What makes Star Control 2 so endearing to gamers across all camps is its unprecedented success of melding different genres by offering several different "modes" that are tightly integrated. In exploration mode, you travel among the planets of a star system. When you touch a planet with your ship, you go into planet mode, where you scan for minerals, life, and so on. You can launch a planet lander onto the surface of the planet if your scan turns up anything of value. Planets have different hostile elements in the form of flora and fauna, intense heat, earthquakes and lightning. In the dialogue mode – most people's favorite – you get to talk to a wide range of unique and funny aliens with names like Umgah, Druuge, Spathi and so on. This often leads to the combat mode, which is one of the most fun parts of the game – especially after you amass a huge fleet in the course of the game.
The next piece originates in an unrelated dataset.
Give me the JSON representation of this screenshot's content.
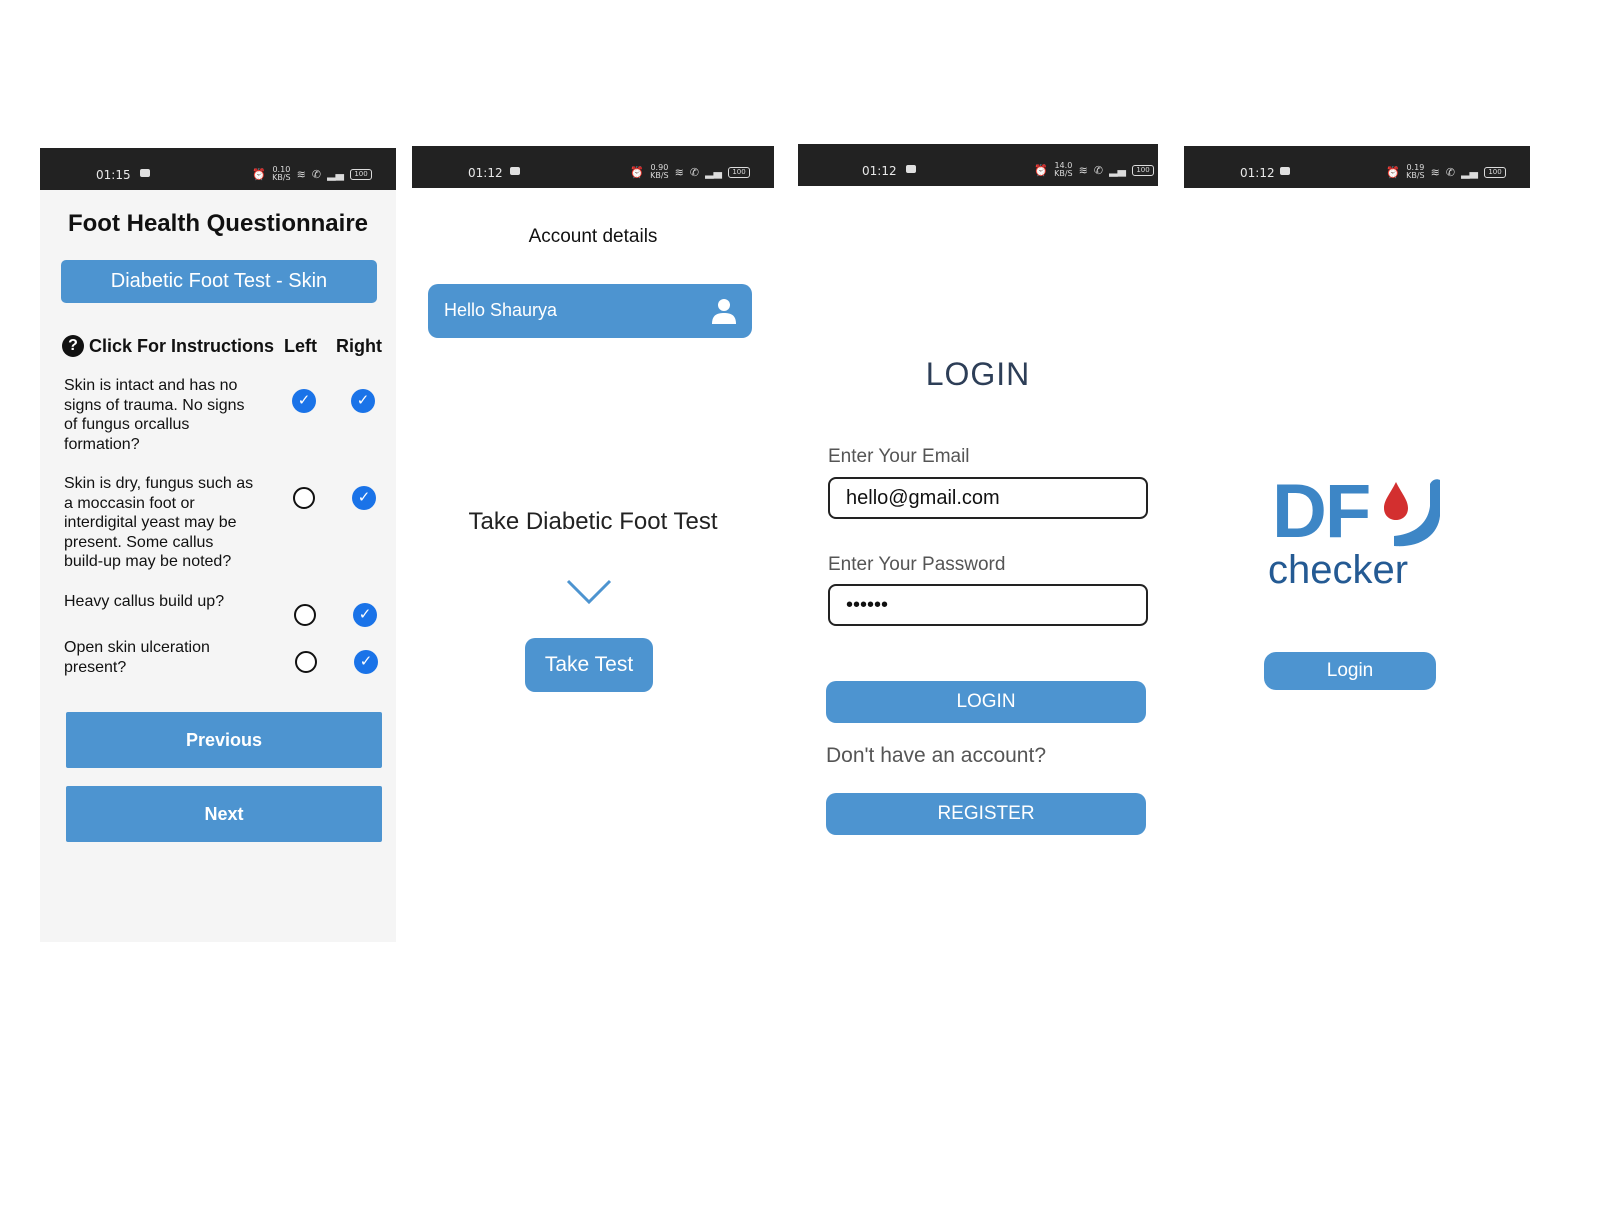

In combat, the game puts your ships and your enemy's ships in random places on the screen, simulating a hyperjump into the battlefield. You only have to fight one ship at a time: other ships wait their turn. Blowing up enemy ships gets you RUs, or Resource Units (the unit of money in the game), and sometimes vital plot-related clues. If you don't feel like playing the whole game just to experience the combat, you can choose the "Super Melee" option from the main menu: this also allows going head-to-head with someone on the same keyboard.
Technologically, the game was years ahead of its time: it featured very smooth VGA graphics and digitized music (in the form of MOD files)... all on a 12-MHz 286 computer.
To summarize, The Ur-Quan Masters is the best version of one of the the best games ever created. I would have gladly paid for this version that is now being distributed for free thanks to the generosity of Toys for Bob and the dedication of die-hard fans. If you have played Star Control 2 before, the funny voices and cool beginning and ending sequences from the 3DO version make it all worthwhile to jump back into the Precursor's captain chair and experience the addiction all over again. A must-have.
Reviewed by: Underdogs